Easy Apple Churros with Dulce de Leche from Daily Dish Recipes
Kettle Corn from Killer Bunnies, Inc
Hotteok from Small Wallet, Big Appetite
Funnel Cake 3 Ways from Cindy’s Recipes and Writings
Sweet Corn Tamale (Tamal Asado) from Basic N Delicious
Pisang Goreng (Deep Fried Bananas) from Food Lust People Love
Banana Nutella Swirl Gelato from Cupcakes & Kale Chips

Wine Pairing Recommendations For Global Street Food #SundaySupper from ENOFYLZ Wine Blog

Red Kidney Bean Curry


This is Part Three of my Favorite Food Bloggers Series!

The Way the Cookie Crumbles is a wonderful food blog run by Bridget, who lives in New Mexico with her hubby and cats. Bridget cooks and bakes, prefers baking over cooking, and takes gorgeous pictures of her scrumptious food.


Bridget and I have a lot in common: we are both married, both thirty-something, both cat lovers (seriously, check out her About page for pics of her cats – they are so beautiful!), we both eschew boxed baking mixes, and we share a dislike of green bell peppers.


I absolutely love Bridget’s writing. She is so charming and down to earth. When you read her blog, you immediately wish you could grab a drink with her, and imagine just laughing and chatting all night. Since Bridget lives in New Mexico, of course she is an enormous fan of hatch chiles; in one way that makes me love her even more, and in another way, it makes me a little jealous, seeing as I can never find hatch chiles in New York. But her blog is a terrific resource if you happen to have a bunch of hatches stashed in your freezer that need to be used up.


Something Bridget does occasionally that I just love and appreciate is to compare different recipes for the same dish, like sugar cookies. She makes up all the different batches, taste tests them, and writes about her findings in specific detail. I so admire her for doing that kind of thing, and we all definitely benefit!


Bridget claims she is more of a baker than a cook, but she’s an outstanding cook too, as is evidenced by this Red Kidney Bean Curry. Matt and I both loved this dish. I was immediately drawn to it just by reading the title of the recipe – I do not associate kidney beans with Indian cooking at all, so I loved the idea of taking an ingredient we associate with one cuisine (Cajun/Creole) and treating it in an unexpected manner (Indian curry). The result was delicious, and will leave you wondering why you didn’t think to make curry out of red kidney beans sooner.

A quick side note: I think I overdid the spices when I made this dish.

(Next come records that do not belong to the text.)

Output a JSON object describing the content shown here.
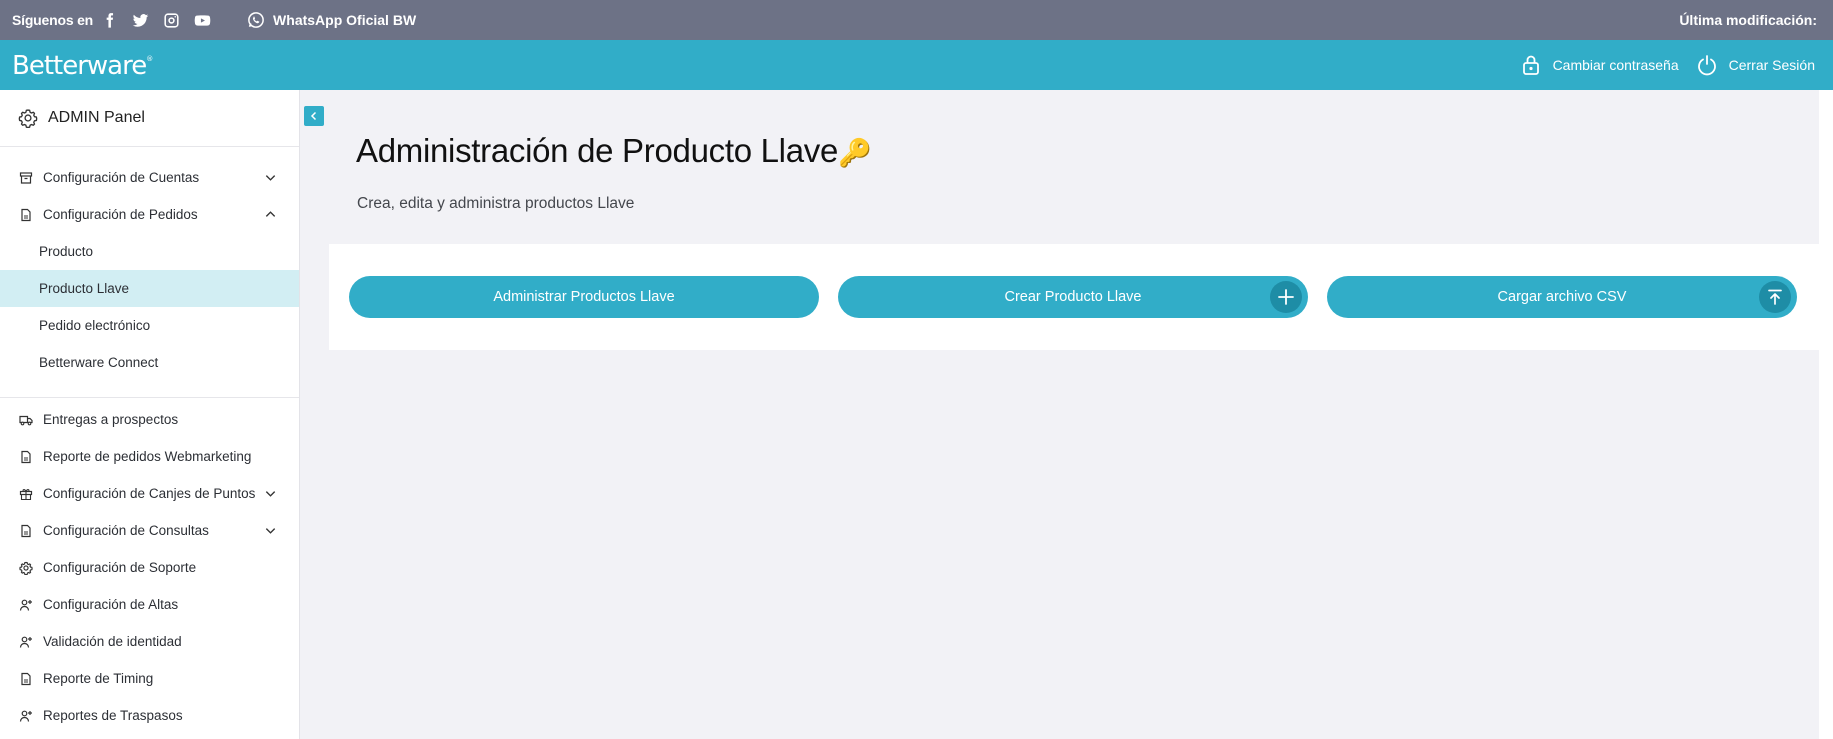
{
  "topbar": {
    "follow_label": "Síguenos en",
    "social_icons": [
      "facebook-icon",
      "twitter-icon",
      "instagram-icon",
      "youtube-icon"
    ],
    "whatsapp_label": "WhatsApp Oficial BW",
    "last_modified_label": "Última modificación:"
  },
  "header": {
    "logo_text": "Betterware",
    "change_password_label": "Cambiar contraseña",
    "logout_label": "Cerrar Sesión",
    "brand_color": "#31adc8"
  },
  "sidebar": {
    "panel_title": "ADMIN Panel",
    "groups": [
      {
        "label": "Configuración de Cuentas",
        "icon": "archive-icon",
        "expanded": false
      },
      {
        "label": "Configuración de Pedidos",
        "icon": "document-icon",
        "expanded": true
      }
    ],
    "subitems": [
      {
        "label": "Producto",
        "active": false
      },
      {
        "label": "Producto Llave",
        "active": true
      },
      {
        "label": "Pedido electrónico",
        "active": false
      },
      {
        "label": "Betterware Connect",
        "active": false
      }
    ],
    "items": [
      {
        "label": "Entregas a prospectos",
        "icon": "truck-icon"
      },
      {
        "label": "Reporte de pedidos Webmarketing",
        "icon": "document-icon"
      },
      {
        "label": "Configuración de Canjes de Puntos",
        "icon": "gift-icon",
        "expandable": true
      },
      {
        "label": "Configuración de Consultas",
        "icon": "document-icon",
        "expandable": true
      },
      {
        "label": "Configuración de Soporte",
        "icon": "gear-icon"
      },
      {
        "label": "Configuración de Altas",
        "icon": "user-add-icon"
      },
      {
        "label": "Validación de identidad",
        "icon": "user-add-icon"
      },
      {
        "label": "Reporte de Timing",
        "icon": "document-icon"
      },
      {
        "label": "Reportes de Traspasos",
        "icon": "user-add-icon"
      }
    ]
  },
  "main": {
    "title": "Administración de Producto Llave",
    "title_emoji": "🔑",
    "subtitle": "Crea, edita y administra productos Llave",
    "buttons": [
      {
        "label": "Administrar Productos Llave",
        "icon": null
      },
      {
        "label": "Crear Producto Llave",
        "icon": "plus-icon"
      },
      {
        "label": "Cargar archivo CSV",
        "icon": "upload-icon"
      }
    ]
  }
}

I tend to get lazy and not measure spices very accurately, and I think I may have “over-measured.” So I added about a cup of chicken stock to absorb them, and it worked just fine. Try this one soon, it’s fantastic. And definitely check out Bridget’s fantastic blog if you have not already done so!

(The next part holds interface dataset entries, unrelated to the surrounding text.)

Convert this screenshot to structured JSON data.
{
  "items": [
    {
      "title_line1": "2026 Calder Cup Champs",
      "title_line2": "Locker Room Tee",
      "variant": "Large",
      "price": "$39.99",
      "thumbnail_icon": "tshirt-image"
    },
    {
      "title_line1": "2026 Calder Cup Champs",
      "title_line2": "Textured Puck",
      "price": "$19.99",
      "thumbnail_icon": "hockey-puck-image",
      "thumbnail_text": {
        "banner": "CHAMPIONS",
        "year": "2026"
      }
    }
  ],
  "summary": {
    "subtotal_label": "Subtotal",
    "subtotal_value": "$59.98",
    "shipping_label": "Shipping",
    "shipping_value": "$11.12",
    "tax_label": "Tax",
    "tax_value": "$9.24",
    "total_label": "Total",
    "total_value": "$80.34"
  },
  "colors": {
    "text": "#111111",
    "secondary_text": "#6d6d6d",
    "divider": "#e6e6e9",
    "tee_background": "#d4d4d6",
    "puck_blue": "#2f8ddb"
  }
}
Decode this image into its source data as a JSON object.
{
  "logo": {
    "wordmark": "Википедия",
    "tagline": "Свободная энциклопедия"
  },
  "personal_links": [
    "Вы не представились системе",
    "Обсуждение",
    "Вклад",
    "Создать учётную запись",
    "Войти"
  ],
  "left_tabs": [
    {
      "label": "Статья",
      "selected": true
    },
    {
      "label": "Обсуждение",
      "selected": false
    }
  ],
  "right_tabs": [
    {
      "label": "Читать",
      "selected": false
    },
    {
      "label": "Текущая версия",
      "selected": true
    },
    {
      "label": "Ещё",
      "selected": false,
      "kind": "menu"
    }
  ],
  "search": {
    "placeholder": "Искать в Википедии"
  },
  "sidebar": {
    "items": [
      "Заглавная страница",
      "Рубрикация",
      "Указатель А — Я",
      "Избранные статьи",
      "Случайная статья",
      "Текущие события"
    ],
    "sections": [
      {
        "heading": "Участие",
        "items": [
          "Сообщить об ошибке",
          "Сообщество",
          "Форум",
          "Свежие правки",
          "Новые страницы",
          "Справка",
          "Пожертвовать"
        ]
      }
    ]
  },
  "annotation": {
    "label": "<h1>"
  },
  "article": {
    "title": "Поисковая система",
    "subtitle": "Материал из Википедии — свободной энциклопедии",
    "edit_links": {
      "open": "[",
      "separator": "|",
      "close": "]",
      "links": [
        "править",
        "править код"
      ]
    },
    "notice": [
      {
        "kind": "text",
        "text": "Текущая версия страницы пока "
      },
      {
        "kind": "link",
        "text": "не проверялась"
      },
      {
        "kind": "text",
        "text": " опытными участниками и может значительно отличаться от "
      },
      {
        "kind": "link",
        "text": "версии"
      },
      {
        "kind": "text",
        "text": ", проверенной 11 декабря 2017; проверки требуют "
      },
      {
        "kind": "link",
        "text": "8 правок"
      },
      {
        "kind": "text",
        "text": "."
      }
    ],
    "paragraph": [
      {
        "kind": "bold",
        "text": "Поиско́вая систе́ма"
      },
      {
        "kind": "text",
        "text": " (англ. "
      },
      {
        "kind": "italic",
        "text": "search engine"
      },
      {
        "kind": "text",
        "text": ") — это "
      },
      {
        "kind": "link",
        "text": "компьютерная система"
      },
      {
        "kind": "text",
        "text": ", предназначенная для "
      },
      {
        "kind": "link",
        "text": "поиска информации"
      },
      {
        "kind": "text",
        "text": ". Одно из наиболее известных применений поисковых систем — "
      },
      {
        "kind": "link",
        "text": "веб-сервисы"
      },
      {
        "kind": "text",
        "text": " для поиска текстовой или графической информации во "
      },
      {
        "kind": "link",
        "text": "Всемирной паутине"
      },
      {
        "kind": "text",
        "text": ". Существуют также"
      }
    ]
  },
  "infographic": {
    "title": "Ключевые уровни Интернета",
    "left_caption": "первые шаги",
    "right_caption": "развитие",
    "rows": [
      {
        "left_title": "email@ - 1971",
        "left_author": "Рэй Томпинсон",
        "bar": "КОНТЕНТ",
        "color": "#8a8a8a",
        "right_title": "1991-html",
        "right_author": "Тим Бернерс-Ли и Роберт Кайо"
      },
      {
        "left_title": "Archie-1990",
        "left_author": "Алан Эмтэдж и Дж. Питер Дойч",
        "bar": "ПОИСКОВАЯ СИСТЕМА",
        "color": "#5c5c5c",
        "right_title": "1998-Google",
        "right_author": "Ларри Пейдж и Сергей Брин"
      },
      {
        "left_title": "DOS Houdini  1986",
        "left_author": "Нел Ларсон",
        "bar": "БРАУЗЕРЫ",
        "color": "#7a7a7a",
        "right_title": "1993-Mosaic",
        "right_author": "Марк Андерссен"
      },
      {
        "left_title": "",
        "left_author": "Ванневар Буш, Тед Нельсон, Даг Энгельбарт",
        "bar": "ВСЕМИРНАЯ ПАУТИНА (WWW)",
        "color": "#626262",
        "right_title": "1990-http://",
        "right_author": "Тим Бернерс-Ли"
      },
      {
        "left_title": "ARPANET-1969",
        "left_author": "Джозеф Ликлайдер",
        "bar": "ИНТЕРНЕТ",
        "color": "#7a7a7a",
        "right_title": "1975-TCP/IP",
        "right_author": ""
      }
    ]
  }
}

Other amazing-looking recipes of Bridget’s I considered making: Crescent Rolls; Vegetarian Lasagna

Read the rest of this series!  Part One    Part Two    Part Four
Part Five    Part Six    Part Seven    Part Eight    Part Nine    Part Ten

Source: lightly adapted from The Way the Cookie Crumbles

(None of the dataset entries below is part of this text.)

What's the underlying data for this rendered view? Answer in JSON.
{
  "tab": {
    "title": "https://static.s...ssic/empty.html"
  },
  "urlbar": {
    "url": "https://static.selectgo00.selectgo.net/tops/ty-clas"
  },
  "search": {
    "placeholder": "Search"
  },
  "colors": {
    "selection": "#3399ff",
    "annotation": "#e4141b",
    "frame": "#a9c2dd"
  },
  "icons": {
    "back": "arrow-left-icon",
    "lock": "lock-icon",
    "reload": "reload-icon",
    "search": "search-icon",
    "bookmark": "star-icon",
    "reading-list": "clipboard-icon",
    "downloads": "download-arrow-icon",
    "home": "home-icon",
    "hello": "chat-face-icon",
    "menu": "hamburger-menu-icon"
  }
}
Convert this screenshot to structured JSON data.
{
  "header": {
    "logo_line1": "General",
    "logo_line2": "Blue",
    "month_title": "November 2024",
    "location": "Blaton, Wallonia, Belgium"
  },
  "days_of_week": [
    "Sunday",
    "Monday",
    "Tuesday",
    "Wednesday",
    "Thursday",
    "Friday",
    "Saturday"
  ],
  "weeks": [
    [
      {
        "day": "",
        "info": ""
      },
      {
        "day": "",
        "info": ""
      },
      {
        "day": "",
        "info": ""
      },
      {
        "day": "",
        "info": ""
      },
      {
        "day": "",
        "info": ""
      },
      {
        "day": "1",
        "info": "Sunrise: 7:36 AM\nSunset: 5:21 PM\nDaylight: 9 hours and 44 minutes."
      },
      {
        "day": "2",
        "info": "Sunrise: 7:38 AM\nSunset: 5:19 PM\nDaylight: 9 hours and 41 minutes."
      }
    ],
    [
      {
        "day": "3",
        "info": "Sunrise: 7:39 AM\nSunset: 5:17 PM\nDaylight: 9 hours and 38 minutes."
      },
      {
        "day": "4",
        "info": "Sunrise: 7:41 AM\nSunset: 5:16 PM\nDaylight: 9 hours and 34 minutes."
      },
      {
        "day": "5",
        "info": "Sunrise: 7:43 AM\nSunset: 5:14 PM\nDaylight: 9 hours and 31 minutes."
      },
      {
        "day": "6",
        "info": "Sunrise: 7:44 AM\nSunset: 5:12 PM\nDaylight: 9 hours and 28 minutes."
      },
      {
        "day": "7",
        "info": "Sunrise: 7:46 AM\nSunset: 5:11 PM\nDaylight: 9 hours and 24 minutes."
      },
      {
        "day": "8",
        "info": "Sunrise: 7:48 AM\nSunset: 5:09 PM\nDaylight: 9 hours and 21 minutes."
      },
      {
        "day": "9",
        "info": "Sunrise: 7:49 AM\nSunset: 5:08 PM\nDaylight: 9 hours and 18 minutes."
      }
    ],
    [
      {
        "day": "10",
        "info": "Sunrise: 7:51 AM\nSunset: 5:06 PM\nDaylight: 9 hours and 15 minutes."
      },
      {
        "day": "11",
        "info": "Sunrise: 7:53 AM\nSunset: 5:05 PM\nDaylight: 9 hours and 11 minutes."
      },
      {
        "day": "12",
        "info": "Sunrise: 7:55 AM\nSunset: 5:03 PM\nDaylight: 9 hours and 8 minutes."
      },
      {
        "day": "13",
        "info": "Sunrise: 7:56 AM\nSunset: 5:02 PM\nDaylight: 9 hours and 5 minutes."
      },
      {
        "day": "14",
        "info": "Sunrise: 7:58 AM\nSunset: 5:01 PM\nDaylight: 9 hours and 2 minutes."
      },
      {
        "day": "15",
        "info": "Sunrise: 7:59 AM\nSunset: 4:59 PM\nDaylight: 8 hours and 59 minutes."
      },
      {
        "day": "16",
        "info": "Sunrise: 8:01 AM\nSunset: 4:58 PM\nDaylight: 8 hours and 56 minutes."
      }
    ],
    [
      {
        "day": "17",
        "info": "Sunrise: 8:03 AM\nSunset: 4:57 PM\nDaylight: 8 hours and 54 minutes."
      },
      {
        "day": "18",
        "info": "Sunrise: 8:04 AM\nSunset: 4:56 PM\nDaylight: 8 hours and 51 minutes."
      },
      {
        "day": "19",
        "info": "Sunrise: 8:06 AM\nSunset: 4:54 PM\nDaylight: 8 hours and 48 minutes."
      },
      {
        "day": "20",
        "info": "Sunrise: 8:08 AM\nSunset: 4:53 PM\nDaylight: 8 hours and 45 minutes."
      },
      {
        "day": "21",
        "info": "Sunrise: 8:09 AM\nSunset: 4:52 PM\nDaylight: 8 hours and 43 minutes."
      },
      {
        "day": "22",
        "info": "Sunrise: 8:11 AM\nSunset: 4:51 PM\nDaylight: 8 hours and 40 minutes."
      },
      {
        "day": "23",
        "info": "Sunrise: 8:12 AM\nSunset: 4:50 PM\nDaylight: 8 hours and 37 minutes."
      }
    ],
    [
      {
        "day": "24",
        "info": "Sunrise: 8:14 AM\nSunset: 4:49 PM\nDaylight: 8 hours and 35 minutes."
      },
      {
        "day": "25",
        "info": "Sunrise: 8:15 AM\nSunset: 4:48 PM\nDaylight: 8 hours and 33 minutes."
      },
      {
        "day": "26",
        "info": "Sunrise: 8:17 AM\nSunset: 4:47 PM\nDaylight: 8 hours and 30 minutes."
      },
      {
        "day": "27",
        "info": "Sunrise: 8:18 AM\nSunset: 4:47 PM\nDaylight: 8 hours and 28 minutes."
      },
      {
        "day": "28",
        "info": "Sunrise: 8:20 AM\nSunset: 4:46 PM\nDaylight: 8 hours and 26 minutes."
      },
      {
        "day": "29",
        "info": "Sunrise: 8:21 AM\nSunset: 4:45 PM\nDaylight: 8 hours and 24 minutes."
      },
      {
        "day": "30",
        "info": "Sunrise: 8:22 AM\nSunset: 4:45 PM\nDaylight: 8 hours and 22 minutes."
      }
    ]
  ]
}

2 tablespoons olive oil
1 medium onion, finely chopped
1 jalapeno, minced
2 tablespoons chopped fresh ginger
3 cloves garlic, chopped
1 tablespoon tomato paste
2 teaspoons ground turmeric
2 teaspoons garam masala
1½ teaspoon ground cumin
1½ teaspoon ground coriander
1 teaspoon cumin seeds
¼ teaspoon cayenne
1 (15-ounce) can diced tomatoes, with juice
2 (15-ounce) cans red kidney beans, rinsed and drained
1 teaspoon salt
1 cup vegetable or chicken stock, if needed
½ cup chopped fresh cilantro

In a 3-quart saucepan over medium heat, heat the oil. Add the onion and jalapeno and cook, stirring occasionally, until the onion just starts to brown at the edges, 5-8 minutes. Add the garlic, ginger, tomato paste and spices; cook, stirring constantly, until fragrant, about 1 minutes.
Add the tomatoes and their juice, the beans, and the salt. Bring to a boil over medium-high heat; if you notice that you have no liquid to boil, add the stock here; once boiling, then decrease the heat to low and simmer uncovered for 10 minutes. Stir in the cilantro, taste for seasoning, and serve over rice or with naan. I served over rice, but I bet naan would have been fantastic.